“”I’M NOT MAKING THIS UP!”
Mental Health Institute Berlin
When physical complaints occur repeatedly or permanently, persist over a long period of time, and despite intensive diagnostics no organic causes can be identified that adequately explain the complaints, we speak of somatoform disorders.
Those affected have often gone a long way with extensive medical diagnostics. They are often confused, perplexed and frustrated because they can find no or only an inadequate explanation for the presence of the symptoms. The perplexity usually leads to further visits to the doctor, with the aim of finally finding a reason for the complaints. Sometimes those affected feel misunderstood and not taken seriously by the medical staff, since they are always told that they “have nothing”. The fact is that those affected suffer greatly and really “have something”. Their symptoms just need to be explained and treated differently than “purely physical”. They are not imaginary, but real, but arise in the central nervous system and not elsewhere. Therefore, it is essential to look in detail at the antecedents of the disorder with regard to stressful events.
How does a somatoform disorder develop? In scientific studies it could be determined that the so-called alexithymia (“blindness to feelings”) plays a decisive role. Alexithymic individuals have difficulty adequately perceiving feelings, distinguishing them, naming them, and expressing them. The hypothesis is that feelings are consequently expressed on a purely physical level. If stress factors meet a personal vulnerability, this can lead to the development of a somatoform disorder. Concrete causes are individually very different. Often there is a style of upbringing in the biography that did not allow any feelings in children (“An Indian knows no pain”), a violence-dominated style of upbringing to which children react with physical complaints instead of with fears, or a style of upbringing in which attention was only given when physical complaints were present. Traumatic experiences can also be causative.

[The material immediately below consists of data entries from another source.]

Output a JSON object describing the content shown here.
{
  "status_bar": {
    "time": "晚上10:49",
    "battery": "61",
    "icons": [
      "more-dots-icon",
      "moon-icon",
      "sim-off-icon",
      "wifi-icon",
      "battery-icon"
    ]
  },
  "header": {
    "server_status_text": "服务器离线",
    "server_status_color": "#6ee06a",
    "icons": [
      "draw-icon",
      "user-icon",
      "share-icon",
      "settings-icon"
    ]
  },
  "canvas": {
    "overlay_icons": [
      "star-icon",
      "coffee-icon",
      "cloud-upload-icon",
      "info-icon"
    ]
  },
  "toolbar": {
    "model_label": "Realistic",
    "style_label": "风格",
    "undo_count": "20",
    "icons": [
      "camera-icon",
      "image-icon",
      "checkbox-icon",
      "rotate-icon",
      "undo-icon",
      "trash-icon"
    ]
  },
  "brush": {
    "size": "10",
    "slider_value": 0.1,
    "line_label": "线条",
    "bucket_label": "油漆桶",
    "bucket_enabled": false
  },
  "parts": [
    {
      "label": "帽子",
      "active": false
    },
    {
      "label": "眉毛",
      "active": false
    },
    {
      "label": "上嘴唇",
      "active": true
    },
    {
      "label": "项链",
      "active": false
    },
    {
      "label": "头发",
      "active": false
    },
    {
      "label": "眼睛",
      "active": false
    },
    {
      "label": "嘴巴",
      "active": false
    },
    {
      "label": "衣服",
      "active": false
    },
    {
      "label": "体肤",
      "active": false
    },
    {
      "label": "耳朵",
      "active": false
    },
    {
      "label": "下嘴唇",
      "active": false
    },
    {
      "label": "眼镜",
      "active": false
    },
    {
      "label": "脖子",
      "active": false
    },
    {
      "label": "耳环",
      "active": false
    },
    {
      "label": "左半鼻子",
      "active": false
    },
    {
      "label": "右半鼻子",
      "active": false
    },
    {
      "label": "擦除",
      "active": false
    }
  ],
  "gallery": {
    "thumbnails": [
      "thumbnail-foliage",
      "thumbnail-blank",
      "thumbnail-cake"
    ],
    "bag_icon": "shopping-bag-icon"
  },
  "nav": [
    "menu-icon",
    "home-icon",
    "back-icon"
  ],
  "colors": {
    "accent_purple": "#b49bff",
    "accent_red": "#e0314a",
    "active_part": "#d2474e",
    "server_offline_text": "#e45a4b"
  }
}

Once the symptoms have developed, the physical complaints lead to a high level of suffering and often to considerable impairments in everyday life. As a reaction, those affected often develop short-term relieving illness behavior, which, however, in the long term leads to the reinforcement and maintenance of the symptomatology. Mentally, too, there is an increasing narrowing down to the symptoms. Those affected have the impression that they can no longer perform many activities or can only do so on “good days”. This, together with the feeling of despair and hopelessness, favors the development of depression and anxiety disorders, which often occur simultaneously.
somatoform Disorders include:
Typically, various, recurrent and frequently changing physical symptoms that persist for at least two years. The symptoms are varied, for example: Symptoms that suggest a neurological disorder (e.g., dizziness, balance disorders, numbness, tingling sensations, paralysis, difficulty swallowing, seeing double images, blindness, hearing disorders), gastrointestinal symptoms (e.g., gas, bloating, vomiting, diarrhea), or pain symptoms or functional impairment in various organ areas (e.g., head, chest, back, abdomen, rectum, joints, extremities).
Characterized by one or more physical complaints that persist for at least six months and result in significant limitations in various areas of life.
Characterized by a persistent fear or belief that one is suffering from a serious and progressive illness (e.g., cancer, multiple sclerosis). Physical complaints are then often interpreted as symptoms of this disease, leading to massive anxiety. To reduce this anxiety, sufferers tend to self-examine and make frequent visits to the doctor (“doctor (s)hopping”) to make sure everything is okay.
The sufferer describes symptoms that he or she attributes to a physical disorder of a system or organ that is autonomically innervated, e.g., the cardiovascular, gastrointestinal, respiratory, or urogenital systems. At the same time, there are symptoms of autonomic stimulation (e.g., palpitations, sweating, flushing, trembling) and subjective, nonspecific, alternating complaints (e.g., burning sensation, heaviness, tightness) that are not indicative of disease of the system in question but are attributed by the affected person to a specific organ or system.
Typically, there is chronic pain lasting at least six months, the origin of which is not clear. In addition, there is excessive preoccupation with pain and considerable distress.
How are somatoform disorders treated at MHI Berlin?
The basis for a goal-oriented treatment of somatoform disorder is first of all a careful diagnosis with the collection of the individual medical history and a detailed examination of the previous findings. If the diagnosis of a somatoform disorder is made, there are various psychotherapeutic building blocks that are goal-oriented.
On the one hand, a psychosomatic explanatory model for the development and maintenance of the complaints is developed. Together with the patient, we look for possible psychological causes that contribute to the maintenance of the symptoms. If there is a tendency to avoid, check or doctor-hop, this is gradually reduced. If there are difficulties in perceiving and expressing feelings, the goal is to develop an adequate emotional life. The training of social skills, in particular social conflict resolution strategies and problem solving strategies, is also to be promoted in order to be able to deal better with critical situations in the future.
The MHI Berlin offers its services to patients of all private health insurances, as well as to those paying for their own treatment. Immediate admission to the day clinic is usually possible.